_Instructions for the task_: Reading the records beneath this task, work out how many lines contain the word "Overview" and reply with only that number.

Data records for software interfaces
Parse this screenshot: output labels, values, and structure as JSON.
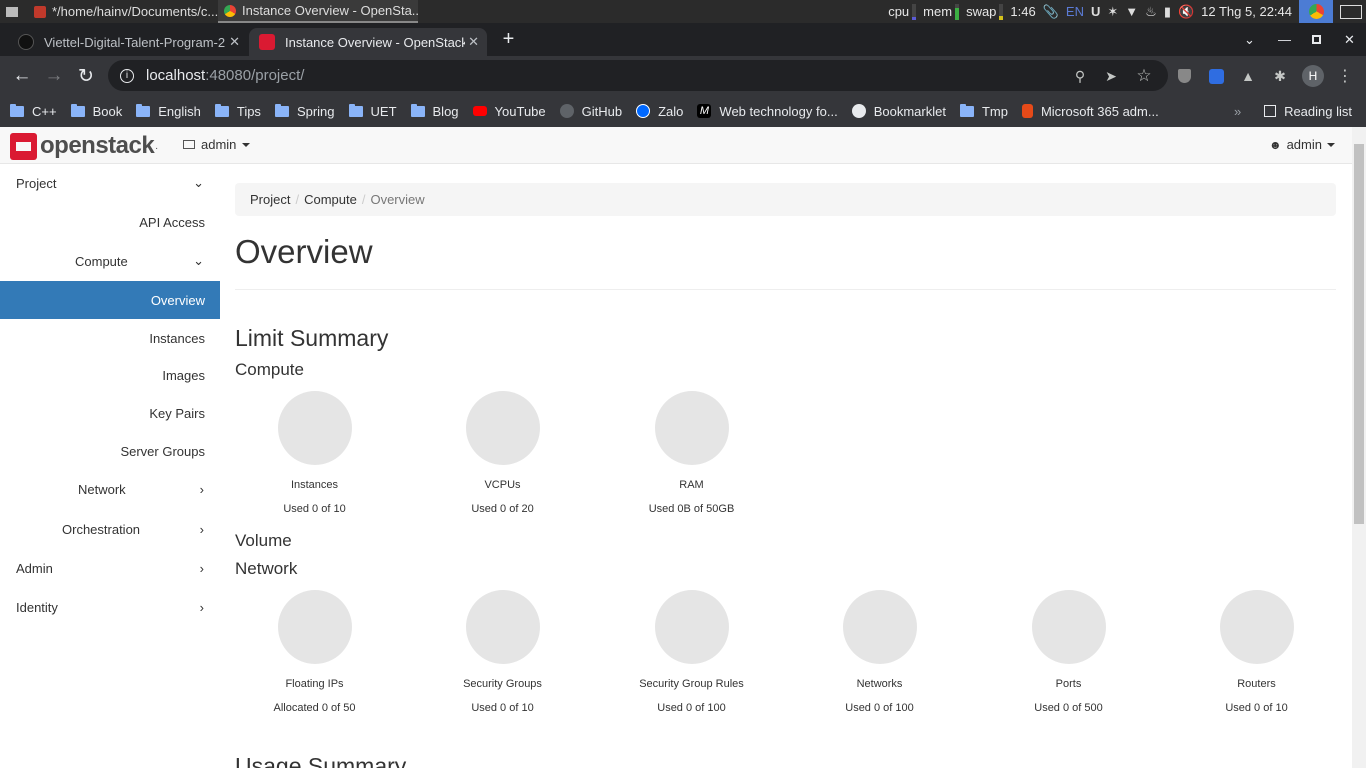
{
  "os_panel": {
    "tasks": [
      {
        "title": "*/home/hainv/Documents/c..."
      },
      {
        "title": "Instance Overview - OpenSta..."
      }
    ],
    "cpu_label": "cpu",
    "mem_label": "mem",
    "swap_label": "swap",
    "battery_time": "1:46",
    "lang": "EN",
    "datetime": "12 Thg 5, 22:44"
  },
  "browser": {
    "tabs": [
      {
        "title": "Viettel-Digital-Talent-Program-2"
      },
      {
        "title": "Instance Overview - OpenStack"
      }
    ],
    "new_tab_symbol": "+",
    "url_host": "localhost",
    "url_path": ":48080/project/",
    "profile_initial": "H",
    "bookmarks": [
      {
        "label": "C++",
        "icon": "folder"
      },
      {
        "label": "Book",
        "icon": "folder"
      },
      {
        "label": "English",
        "icon": "folder"
      },
      {
        "label": "Tips",
        "icon": "folder"
      },
      {
        "label": "Spring",
        "icon": "folder"
      },
      {
        "label": "UET",
        "icon": "folder"
      },
      {
        "label": "Blog",
        "icon": "folder"
      },
      {
        "label": "YouTube",
        "icon": "youtube"
      },
      {
        "label": "GitHub",
        "icon": "github"
      },
      {
        "label": "Zalo",
        "icon": "zalo"
      },
      {
        "label": "Web technology fo...",
        "icon": "mdn"
      },
      {
        "label": "Bookmarklet",
        "icon": "globe"
      },
      {
        "label": "Tmp",
        "icon": "folder"
      },
      {
        "label": "Microsoft 365 adm...",
        "icon": "office"
      }
    ],
    "more_bookmarks": "»",
    "reading_list": "Reading list"
  },
  "header": {
    "logo_text": "openstack",
    "project_selector": "admin",
    "user_menu": "admin"
  },
  "sidebar": {
    "items": [
      {
        "label": "Project",
        "chevron": "down"
      },
      {
        "label": "API Access"
      },
      {
        "label": "Compute",
        "chevron": "down"
      },
      {
        "label": "Overview",
        "active": true
      },
      {
        "label": "Instances"
      },
      {
        "label": "Images"
      },
      {
        "label": "Key Pairs"
      },
      {
        "label": "Server Groups"
      },
      {
        "label": "Network",
        "chevron": "right"
      },
      {
        "label": "Orchestration",
        "chevron": "right"
      },
      {
        "label": "Admin",
        "chevron": "right"
      },
      {
        "label": "Identity",
        "chevron": "right"
      }
    ]
  },
  "breadcrumb": {
    "items": [
      "Project",
      "Compute"
    ],
    "separator": "/",
    "current": "Overview"
  },
  "main": {
    "title": "Overview",
    "limit_summary": "Limit Summary",
    "compute_heading": "Compute",
    "compute": [
      {
        "title": "Instances",
        "used": "Used 0 of 10"
      },
      {
        "title": "VCPUs",
        "used": "Used 0 of 20"
      },
      {
        "title": "RAM",
        "used": "Used 0B of 50GB"
      }
    ],
    "volume_heading": "Volume",
    "network_heading": "Network",
    "network": [
      {
        "title": "Floating IPs",
        "used": "Allocated 0 of 50"
      },
      {
        "title": "Security Groups",
        "used": "Used 0 of 10"
      },
      {
        "title": "Security Group Rules",
        "used": "Used 0 of 100"
      },
      {
        "title": "Networks",
        "used": "Used 0 of 100"
      },
      {
        "title": "Ports",
        "used": "Used 0 of 500"
      },
      {
        "title": "Routers",
        "used": "Used 0 of 10"
      }
    ],
    "usage_summary": "Usage Summary"
  },
  "colors": {
    "active_nav": "#337ab7",
    "logo_red": "#da1a32",
    "pie_fill": "#e5e5e5"
  }
}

_Solution to this task_: 5